Key Building Blocks for Mobile Appsby Petr Kudlacek on 13 May 2014
There are mobile apps for just about every service and every need, and right now you’re considering developing a new app for your business, but you’re concerned about overcrowding in the various ecosystems. It is a smart concern, one we have all the time when thinking of new apps and taking new development angles. An app isn’t something to rush into blindly because it isn’t a magic bullet to solve company problems, it is a tool (just one of many that you should look into, I might add) that can help you leverage existing efforts and improve your performance. With that in mind, let us suggest a few things to consider before jumping in head first to the mobile app world.
There are mobile apps for just about every service and every need, and right now you’re considering developing a new app for your business, but you’re concerned about overcrowding in the various ecosystems.
It is a smart concern, one we have all the time when thinking of new apps and taking new development angles. An app isn’t something to rush into blindly because it isn’t a magic bullet to solve company problems, it is a tool (just one of many that you should look into, I might add) that can help you leverage existing efforts and improve your performance.
With that in mind, let us suggest a few things to consider before jumping in head first to the mobile app world.
Do Your Homework
With the millions upon millions of apps available for smartphones, tablets, and even PCs (not to mention those more-niche markets like TVs and refrigerators), there’s a chance that your idea isn’t new.
Don’t let that discourage you though! There is always an improvement to be made and a new approach to take; all this really means is that you have to do your research. You already knew you needed a programmer, because coding is obvious, but first you need to find someone who can dig through platforms and websites to find your competition.
There are a lot of great resources on the Internet, many of which are free or have tiered models that show you some information from free. Distimo (http://www.distimo.com/) provides a wide variety of app research and services, from analytics of your apps, general trends, daily download numbers, and conversion tracking from discovery through app launches.
There’s a lot of research out there from companies like Strategy Analytics (http://www.strategyanalytics.com/), but one trick is to have a live person look for similar apps on their favorite devices. This will give you an idea of how users discover content and what they’re likely to see when searching for your app (by category or general use) after you launch.
Web Based or Native Apps
Part of your research needs to include what kind of app to use, and that means understanding the difference between native and web apps.
In its most basic form, a native app is designed specifically for each different operating system, such as Apple’s iOS or Google’s Android. These apps work whenever the device is on, and typically don’t have restrictions like needing Wi-Fi or often even needing an Internet connection.
Web-based apps will need an Internet connection because they are run through a browser, think Safari, Firefox, Chrome, or the default “Browser” apps on many other systems.
There are pros and cons for each of these, and they can vary depending on the sector you’re in. Typically, native apps have more features and can better access the device you’re using, while web apps don’t often need to be developed for multiple platforms or screen sizes and don’t need to be submitted to and approved by an app store.
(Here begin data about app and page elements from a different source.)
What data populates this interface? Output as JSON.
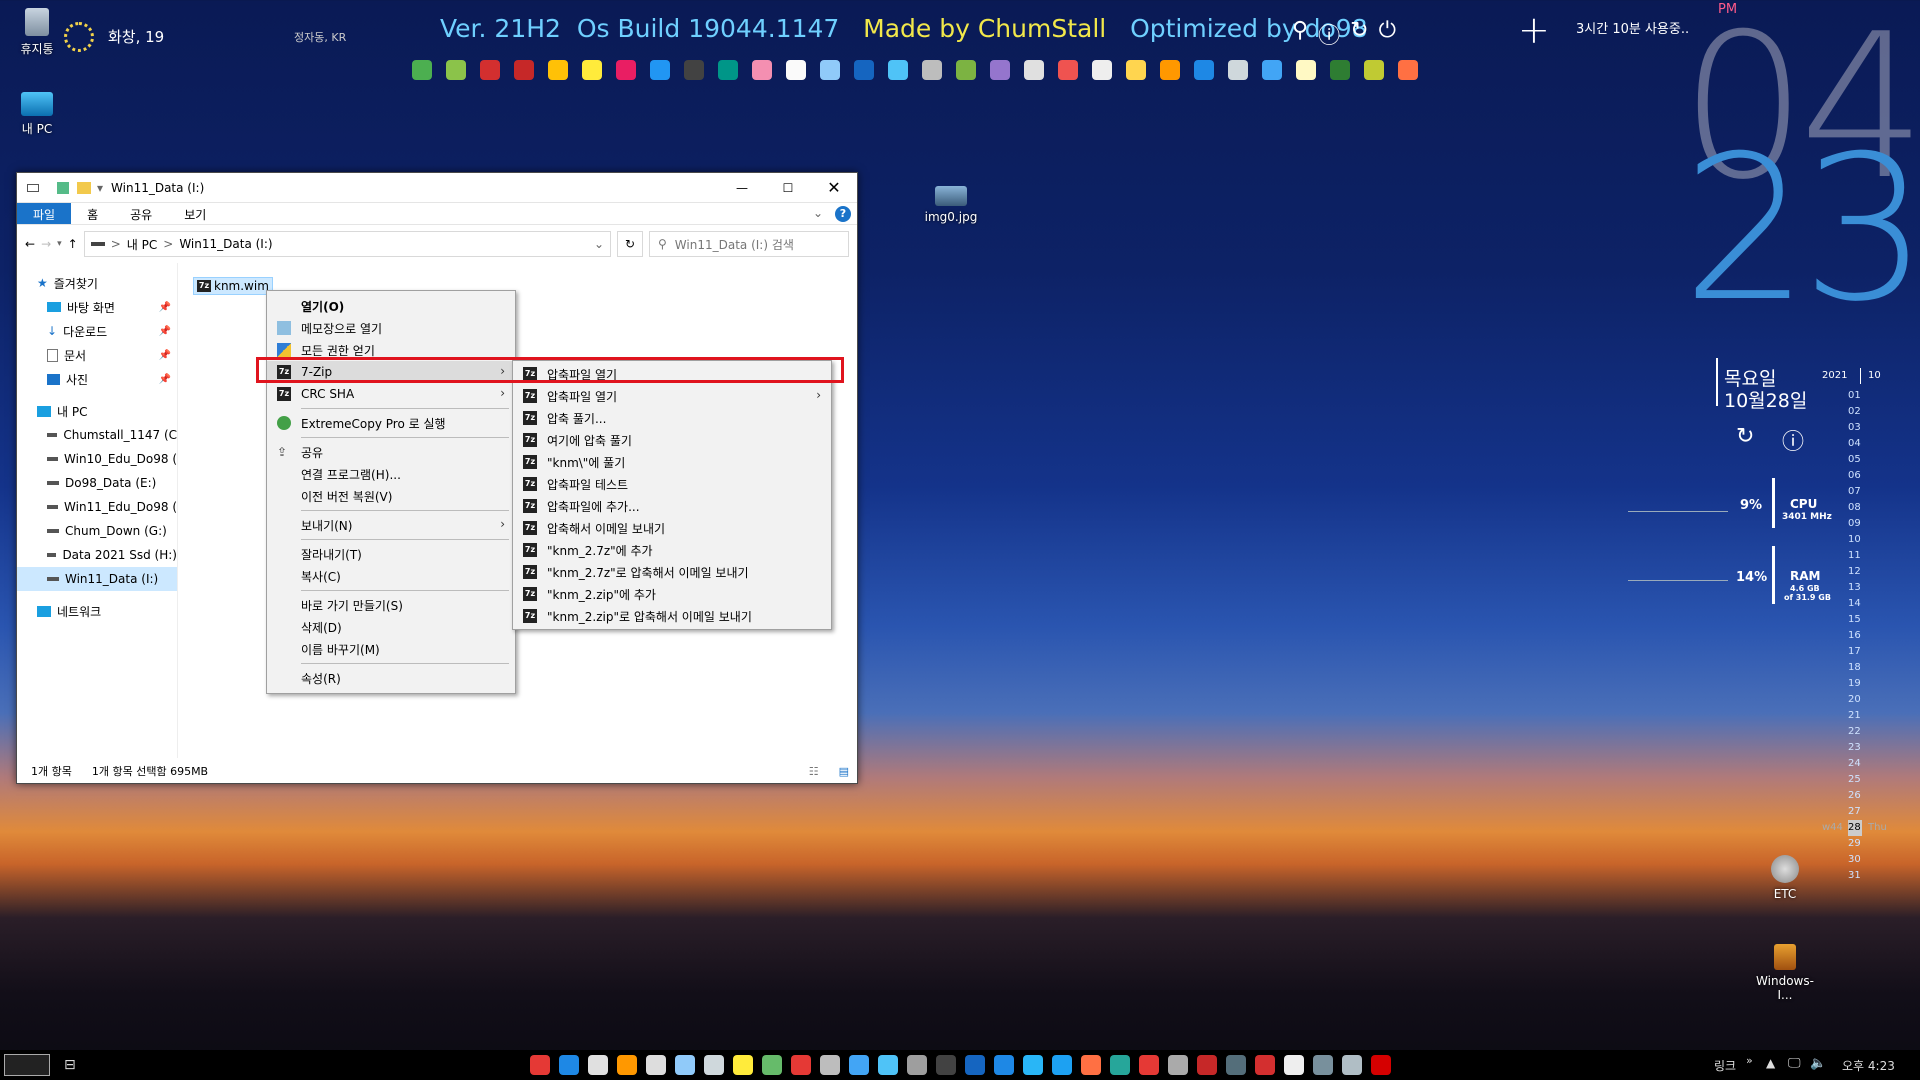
{
  "desktop": {
    "icons": [
      {
        "label": "휴지통"
      },
      {
        "label": "내 PC"
      },
      {
        "label": "img0.jpg"
      },
      {
        "label": "ETC"
      },
      {
        "label": "Windows-I..."
      }
    ],
    "weather": {
      "text": "화창, 19",
      "location": "정자동, KR"
    },
    "banner": {
      "ver": "Ver. 21H2",
      "build": "Os Build 19044.1147",
      "made": "Made by ChumStall",
      "opt": "Optimized by do98"
    },
    "session": "3시간 10분 사용중..",
    "clock": {
      "ampm": "PM",
      "hh": "04",
      "mm": "23",
      "weekday": "목요일",
      "date": "10월28일"
    },
    "calendar": {
      "year": "2021",
      "month": "10",
      "days": [
        "01",
        "02",
        "03",
        "04",
        "05",
        "06",
        "07",
        "08",
        "09",
        "10",
        "11",
        "12",
        "13",
        "14",
        "15",
        "16",
        "17",
        "18",
        "19",
        "20",
        "21",
        "22",
        "23",
        "24",
        "25",
        "26",
        "27",
        "28",
        "29",
        "30",
        "31"
      ],
      "week_label": "w44",
      "today": "28",
      "today_day": "Thu"
    },
    "cpu": {
      "percent": "9%",
      "label": "CPU",
      "freq": "3401 MHz"
    },
    "ram": {
      "percent": "14%",
      "label": "RAM",
      "used": "4.6 GB",
      "of": "of 31.9 GB"
    }
  },
  "explorer": {
    "title": "Win11_Data (I:)",
    "tabs": [
      "파일",
      "홈",
      "공유",
      "보기"
    ],
    "address": {
      "pc": "내 PC",
      "sep": ">",
      "drive": "Win11_Data (I:)"
    },
    "search_placeholder": "Win11_Data (I:) 검색",
    "nav": {
      "quick_access": "즐겨찾기",
      "quick_items": [
        "바탕 화면",
        "다운로드",
        "문서",
        "사진"
      ],
      "pc": "내 PC",
      "drives": [
        "Chumstall_1147 (C",
        "Win10_Edu_Do98 (",
        "Do98_Data (E:)",
        "Win11_Edu_Do98 (",
        "Chum_Down (G:)",
        "Data 2021 Ssd (H:)",
        "Win11_Data (I:)"
      ],
      "network": "네트워크"
    },
    "file": {
      "name": "knm.wim"
    },
    "status": {
      "count": "1개 항목",
      "selected": "1개 항목 선택함 695MB"
    }
  },
  "context_menu": {
    "items": [
      "열기(O)",
      "메모장으로 열기",
      "모든 권한 얻기",
      "7-Zip",
      "CRC SHA",
      "ExtremeCopy Pro 로 실행",
      "공유",
      "연결 프로그램(H)...",
      "이전 버전 복원(V)",
      "보내기(N)",
      "잘라내기(T)",
      "복사(C)",
      "바로 가기 만들기(S)",
      "삭제(D)",
      "이름 바꾸기(M)",
      "속성(R)"
    ]
  },
  "submenu_7zip": {
    "items": [
      "압축파일 열기",
      "압축파일 열기",
      "압축 풀기...",
      "여기에 압축 풀기",
      "\"knm\\\"에 풀기",
      "압축파일 테스트",
      "압축파일에 추가...",
      "압축해서 이메일 보내기",
      "\"knm_2.7z\"에 추가",
      "\"knm_2.7z\"로 압축해서 이메일 보내기",
      "\"knm_2.zip\"에 추가",
      "\"knm_2.zip\"로 압축해서 이메일 보내기"
    ]
  },
  "taskbar": {
    "link_label": "링크",
    "time": "오후 4:23"
  },
  "colors": {
    "highlight_border": "#e0141e",
    "banner_blue": "#6fd0ff",
    "banner_yellow": "#f2e84a",
    "clock_blue": "#3a8ed6"
  }
}
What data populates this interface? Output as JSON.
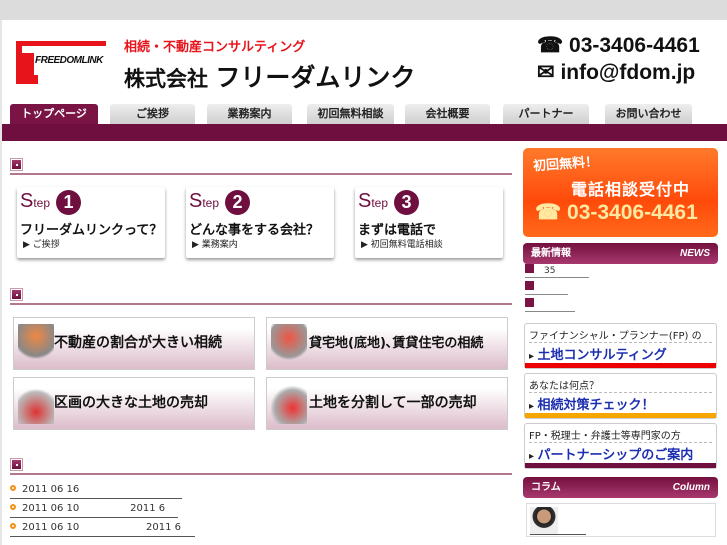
{
  "header": {
    "logo_text": "FREEDOMLINK",
    "tagline": "相続・不動産コンサルティング",
    "company_prefix": "株式会社",
    "company_name": "フリーダムリンク",
    "phone": "03-3406-4461",
    "email": "info@fdom.jp",
    "phone_icon": "☎",
    "mail_icon": "✉"
  },
  "nav": {
    "tabs": [
      "トップページ",
      "ご挨拶",
      "業務案内",
      "初回無料相談",
      "会社概要",
      "パートナー",
      "お問い合わせ"
    ]
  },
  "steps": [
    {
      "s": "S",
      "tep": "tep",
      "num": "1",
      "title": "フリーダムリンクって？",
      "link": "▶ ご挨拶"
    },
    {
      "s": "S",
      "tep": "tep",
      "num": "2",
      "title": "どんな事をする会社？",
      "link": "▶ 業務案内"
    },
    {
      "s": "S",
      "tep": "tep",
      "num": "3",
      "title": "まずは電話で",
      "link": "▶ 初回無料電話相談"
    }
  ],
  "banners": [
    "不動産の割合が大きい相続",
    "貸宅地(底地)､賃貸住宅の相続",
    "区画の大きな土地の売却",
    "土地を分割して一部の売却"
  ],
  "news_list": [
    "2011 06 16",
    "2011 06 10                2011 6",
    "2011 06 10                     2011 6"
  ],
  "sidebar": {
    "promo": {
      "line1": "初回無料！",
      "line2": "電話相談受付中",
      "phone": "03-3406-4461"
    },
    "news_header": {
      "jp": "最新情報",
      "en": "NEWS"
    },
    "news_items": [
      "35",
      "",
      ""
    ],
    "cards": [
      {
        "top": "ファイナンシャル・プランナー(FP) の",
        "link": "土地コンサルティング",
        "color": "#ee0000"
      },
      {
        "top": "あなたは何点？",
        "link": "相続対策チェック！",
        "color": "#f7a600"
      },
      {
        "top": "FP・税理士・弁護士等専門家の方",
        "link": "パートナーシップのご案内",
        "color": "#6e0f3f"
      }
    ],
    "column_header": {
      "jp": "コラム",
      "en": "Column"
    }
  },
  "colors": {
    "accent": "#6e0f3f",
    "orange": "#ff5a10"
  }
}
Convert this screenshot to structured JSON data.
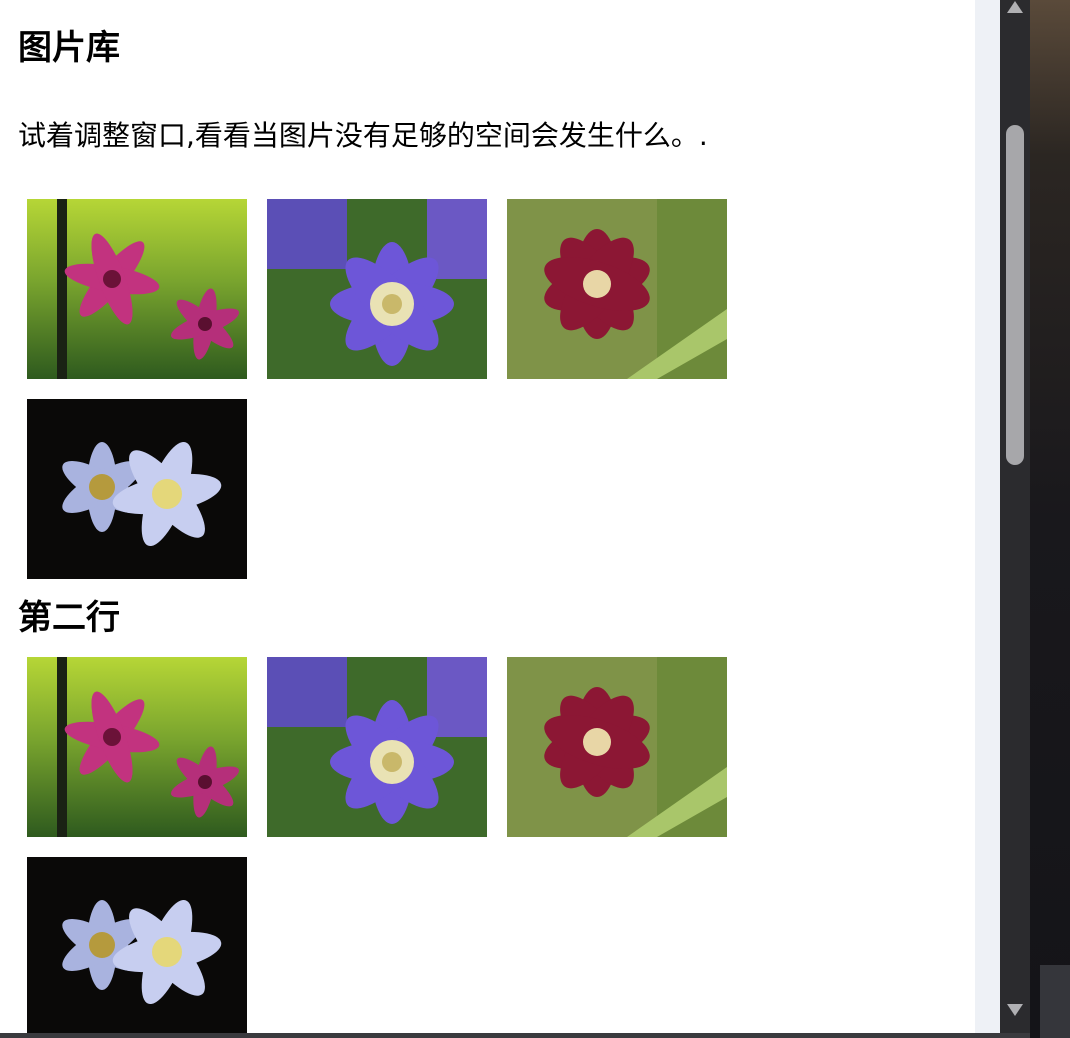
{
  "page": {
    "title": "图片库",
    "description": "试着调整窗口,看看当图片没有足够的空间会发生什么。.",
    "section2_title": "第二行"
  },
  "gallery_rows": [
    {
      "images": [
        {
          "name": "pink-clematis-image",
          "subject": "pink flower"
        },
        {
          "name": "purple-clematis-image",
          "subject": "purple flower"
        },
        {
          "name": "red-clematis-image",
          "subject": "crimson flower"
        },
        {
          "name": "lavender-clematis-image",
          "subject": "lavender flower"
        }
      ]
    },
    {
      "images": [
        {
          "name": "pink-clematis-image",
          "subject": "pink flower"
        },
        {
          "name": "purple-clematis-image",
          "subject": "purple flower"
        },
        {
          "name": "red-clematis-image",
          "subject": "crimson flower"
        },
        {
          "name": "lavender-clematis-image",
          "subject": "lavender flower"
        }
      ]
    }
  ],
  "colors": {
    "page_bg": "#ffffff",
    "scrollbar_track": "#2b2b2e",
    "scrollbar_thumb": "#a7a7aa",
    "gutter": "#eef1f6"
  },
  "icons": {
    "scroll_up": "triangle-up-icon",
    "scroll_down": "triangle-down-icon"
  }
}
The development of web apps is also a bit simpler and quicker, in general.
Look around for blogs about your industry and see if you can find existing resources that share pros and cons of these approaches. People like to share their knowledge, and once you learn you will to, so get checking.
For example, if you’re thinking about designing an app for a specific conference or event, the folks at Cvent have a great post and infographic to help you understand why people may love (or hate) either approach: http://blog.cvent.com/blog/kevin-long/native-apps-vs-web-apps.
How Will Your App Look? Draw It!
When doing your homework, you had to put the use of your app into words so you or your employees would know what to look for. The next step is to put your app into pictures.
This step can help a lot before you start to design an app, but it is overlooked surprisingly often by people who go the route of self-creation. Draw a very basic design of your app: that old bar standard of pen on a napkin is a worthwhile start!
Draw a big rectangle to represent the phone itself, you don’t want to forget the phone part! People will be holding their device when they use your app, so make sure the buttons and everything else you have are designed with that in mind.
Draw the buttons and other minimal things your app needs (menus, text boxes, etc…) to get a feel of what you want and what looks right. If you have 27 features that your app “just has to have!” then use a few drawings to figure out the best place to put a menu and list — nothing has enough real estate to fit all 27 comfortably.
How Will You Market It?
When building your app, one thing to keep in mind even before creation starts is how you will spread the word when you’re done.
If you have a dedicated customer-base and you only want it to reach them, then privacy and security play a much larger role in your app development than someone making a poker game app.
If you want to have your app reach as many people as possible, it should include a lot of social media integration and support for features like QR codes.
These thoughts are one area where it really pays to talk to developers (hey, that’s us!). We can point out issues that also face you down the road, such as strategies around updates. You have to know how to push content to your users so they actually update apps without running into issues of frustration through too many upgrades, not enough improvements, or the use of push notifications.